What is molluscum contagiosum?

Molluscum contagiosum consists of small, harmless skin growths caused by a virus.  They resemble pimples at first.  They are often confused with warts. Later, when they enlarge, they often have a waxy, pinkish look, and a small central pit. Molluscum contagiosum can be spread from person to person by direct skin contact.  The papules of molluscum contagiosum are harmless and never turn cancerous. The problem is that they can spread to other childrenand family members like wildfire.


Who Gets It?

Molluscum contagiosum is most commonly seen in young children. Do not allow your infected child to touch another child. Adults may get molluscum contagiosum from children. Interestingly, adults will often get molluscum contagiosum in the groin area. Children spread molluscum via contact. They can be sexually transmitted in adults. The treatment is the same in both.



There is no single perfect treatment of molluscum contagiosum, since we are unable to kill the virus.  Individual lesions can be destroyed by a non FDA approved chemical blistering agent called cantharone, by liquid nitrogen, by hot cautery, or by superficial curettage. If the cantharone is used, the sites should be thoroughly cleansed with soap and water 2 hours after the chemical is applied. Please understand that the chemical blistering agent causes blisters where ever the chemical touches. Extreme care should be taken to avoid getting the chemical on areas that you do not want blistered, especially the eyes! Sometimes, new lesions will form while existing ones are being destroyed.  New growths should be treated when they become large enough to be seen. Often, they are easy enough to scrape off with a sterilized blunt object like a spoon.  Molluscum lesions may become red and sore when the body tries to reject the virus.  Sometimes a rash appears around the growths. These symptoms are harmless and can be safely ignored until they resolve on their own. Please note that it may take more than one treatment to get rid of molluscum.




Brief Instructions for blisters


Supplies needed?        Ointment: Antibiotic ointment is a topical antibiotic available here.

                                    · Band-Aids or hypoallergenic paper tape.

                                    ¸ Gauze: Cotton gauze or cotton balls.

                                    ¹ Hydrogen Peroxide: Available at your pharmacy.


Brief routine     .           Twice a day: Pour hydrogen peroxide onto the wound or blister.

                                    · Twice a day: Lightly rub the area with a hydrogen peroxide soaked gauze.

                                    ¸ Twice a day: After the peroxide, liberally apply antibiotic ointment with a Q tip.

                                    ¹ Twice a day: If you desire, you may cover with a new bandage.
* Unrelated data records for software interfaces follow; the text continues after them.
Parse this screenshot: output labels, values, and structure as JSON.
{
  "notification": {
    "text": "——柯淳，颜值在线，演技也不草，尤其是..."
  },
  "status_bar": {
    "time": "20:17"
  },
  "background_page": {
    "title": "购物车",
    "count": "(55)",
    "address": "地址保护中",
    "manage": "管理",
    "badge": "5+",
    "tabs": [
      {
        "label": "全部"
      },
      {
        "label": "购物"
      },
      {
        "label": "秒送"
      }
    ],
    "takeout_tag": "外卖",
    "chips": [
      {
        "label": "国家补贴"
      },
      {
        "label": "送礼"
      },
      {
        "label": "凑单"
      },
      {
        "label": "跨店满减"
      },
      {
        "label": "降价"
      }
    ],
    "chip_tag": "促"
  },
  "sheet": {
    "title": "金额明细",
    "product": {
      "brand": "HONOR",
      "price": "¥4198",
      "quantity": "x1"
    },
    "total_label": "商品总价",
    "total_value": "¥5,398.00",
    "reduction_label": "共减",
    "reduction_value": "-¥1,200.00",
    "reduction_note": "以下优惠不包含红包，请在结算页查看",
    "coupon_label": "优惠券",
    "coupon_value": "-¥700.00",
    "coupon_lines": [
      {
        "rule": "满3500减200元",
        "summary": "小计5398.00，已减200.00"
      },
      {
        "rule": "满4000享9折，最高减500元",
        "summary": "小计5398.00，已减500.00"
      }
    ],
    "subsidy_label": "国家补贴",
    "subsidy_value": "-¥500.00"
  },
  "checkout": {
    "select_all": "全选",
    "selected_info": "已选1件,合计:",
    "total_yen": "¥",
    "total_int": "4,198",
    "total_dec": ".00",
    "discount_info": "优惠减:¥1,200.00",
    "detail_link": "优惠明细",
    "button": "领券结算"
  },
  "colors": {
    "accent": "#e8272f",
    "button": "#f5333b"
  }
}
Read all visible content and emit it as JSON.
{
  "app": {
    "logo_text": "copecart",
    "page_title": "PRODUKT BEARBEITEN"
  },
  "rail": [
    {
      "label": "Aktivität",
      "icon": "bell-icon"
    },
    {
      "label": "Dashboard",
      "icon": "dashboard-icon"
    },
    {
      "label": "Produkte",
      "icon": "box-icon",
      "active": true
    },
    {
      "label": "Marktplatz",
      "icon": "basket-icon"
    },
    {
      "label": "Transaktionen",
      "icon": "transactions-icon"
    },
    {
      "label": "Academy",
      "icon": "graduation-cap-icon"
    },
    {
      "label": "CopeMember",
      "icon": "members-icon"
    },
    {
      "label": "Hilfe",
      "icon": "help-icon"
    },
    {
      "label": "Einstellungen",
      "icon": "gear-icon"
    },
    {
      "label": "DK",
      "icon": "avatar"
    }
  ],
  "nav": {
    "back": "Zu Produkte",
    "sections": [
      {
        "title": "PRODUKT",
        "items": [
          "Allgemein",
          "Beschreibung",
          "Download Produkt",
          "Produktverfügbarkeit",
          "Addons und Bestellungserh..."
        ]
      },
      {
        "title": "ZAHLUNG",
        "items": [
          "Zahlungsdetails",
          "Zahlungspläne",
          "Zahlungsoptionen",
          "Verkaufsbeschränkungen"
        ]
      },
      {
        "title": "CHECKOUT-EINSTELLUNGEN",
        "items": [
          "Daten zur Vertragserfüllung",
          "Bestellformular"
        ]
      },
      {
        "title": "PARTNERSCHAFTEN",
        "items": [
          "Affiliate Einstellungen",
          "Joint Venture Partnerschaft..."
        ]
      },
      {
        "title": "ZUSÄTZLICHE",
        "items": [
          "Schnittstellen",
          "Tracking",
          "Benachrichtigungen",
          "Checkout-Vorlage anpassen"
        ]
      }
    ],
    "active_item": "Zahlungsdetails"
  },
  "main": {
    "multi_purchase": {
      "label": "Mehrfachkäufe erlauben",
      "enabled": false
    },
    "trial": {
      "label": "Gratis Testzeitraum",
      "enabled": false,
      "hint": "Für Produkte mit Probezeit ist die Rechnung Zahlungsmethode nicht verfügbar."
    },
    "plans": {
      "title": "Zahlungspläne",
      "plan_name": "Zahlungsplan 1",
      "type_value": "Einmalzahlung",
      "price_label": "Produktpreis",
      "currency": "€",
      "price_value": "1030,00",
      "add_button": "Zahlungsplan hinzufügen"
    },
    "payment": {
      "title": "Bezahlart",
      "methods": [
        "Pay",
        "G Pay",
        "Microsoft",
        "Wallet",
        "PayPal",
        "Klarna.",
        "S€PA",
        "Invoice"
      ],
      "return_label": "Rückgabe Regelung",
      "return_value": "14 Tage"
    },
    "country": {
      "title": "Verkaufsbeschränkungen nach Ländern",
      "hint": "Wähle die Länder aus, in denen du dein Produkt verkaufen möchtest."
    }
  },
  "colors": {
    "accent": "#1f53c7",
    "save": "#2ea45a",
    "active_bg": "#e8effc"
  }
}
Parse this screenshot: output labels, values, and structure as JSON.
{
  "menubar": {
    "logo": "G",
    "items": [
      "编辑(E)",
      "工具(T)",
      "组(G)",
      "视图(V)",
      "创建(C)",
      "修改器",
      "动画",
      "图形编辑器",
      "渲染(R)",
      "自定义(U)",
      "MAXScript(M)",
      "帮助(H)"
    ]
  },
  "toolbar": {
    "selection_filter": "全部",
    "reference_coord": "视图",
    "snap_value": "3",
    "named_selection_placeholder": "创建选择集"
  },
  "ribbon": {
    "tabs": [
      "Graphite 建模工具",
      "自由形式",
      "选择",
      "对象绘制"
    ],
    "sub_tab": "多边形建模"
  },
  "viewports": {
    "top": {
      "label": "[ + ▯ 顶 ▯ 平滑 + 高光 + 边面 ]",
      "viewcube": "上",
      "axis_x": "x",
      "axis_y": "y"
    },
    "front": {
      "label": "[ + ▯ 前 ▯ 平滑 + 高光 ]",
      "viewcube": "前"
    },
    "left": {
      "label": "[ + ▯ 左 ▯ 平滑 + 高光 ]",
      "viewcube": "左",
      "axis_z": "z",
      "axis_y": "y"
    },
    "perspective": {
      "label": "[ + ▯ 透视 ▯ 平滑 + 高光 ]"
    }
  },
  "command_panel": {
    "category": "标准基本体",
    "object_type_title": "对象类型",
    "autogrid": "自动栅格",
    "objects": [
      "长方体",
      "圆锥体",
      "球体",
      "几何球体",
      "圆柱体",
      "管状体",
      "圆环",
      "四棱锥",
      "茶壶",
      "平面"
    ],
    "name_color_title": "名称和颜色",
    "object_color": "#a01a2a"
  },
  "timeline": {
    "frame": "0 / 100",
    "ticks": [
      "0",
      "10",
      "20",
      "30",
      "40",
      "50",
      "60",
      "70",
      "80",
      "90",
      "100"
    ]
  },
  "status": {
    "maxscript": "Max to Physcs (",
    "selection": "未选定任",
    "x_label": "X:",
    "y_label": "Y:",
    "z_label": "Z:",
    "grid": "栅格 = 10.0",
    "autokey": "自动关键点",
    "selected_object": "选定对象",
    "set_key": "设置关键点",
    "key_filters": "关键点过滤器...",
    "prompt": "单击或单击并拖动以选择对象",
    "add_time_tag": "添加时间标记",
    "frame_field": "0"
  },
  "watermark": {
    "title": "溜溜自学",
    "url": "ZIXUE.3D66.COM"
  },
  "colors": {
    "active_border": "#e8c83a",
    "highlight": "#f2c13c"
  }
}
                                    º It's best to keep the wound continuously moist with antibiotic ointment.

                                    Ï Severe wounds should not be exposed to excessive water.

                                    ¼ While showering, a thick film of antibiotic ointment will prevent water exposure.

                                    ½ Prevent infection by keeping your fingers off the wound. Please avoid picking.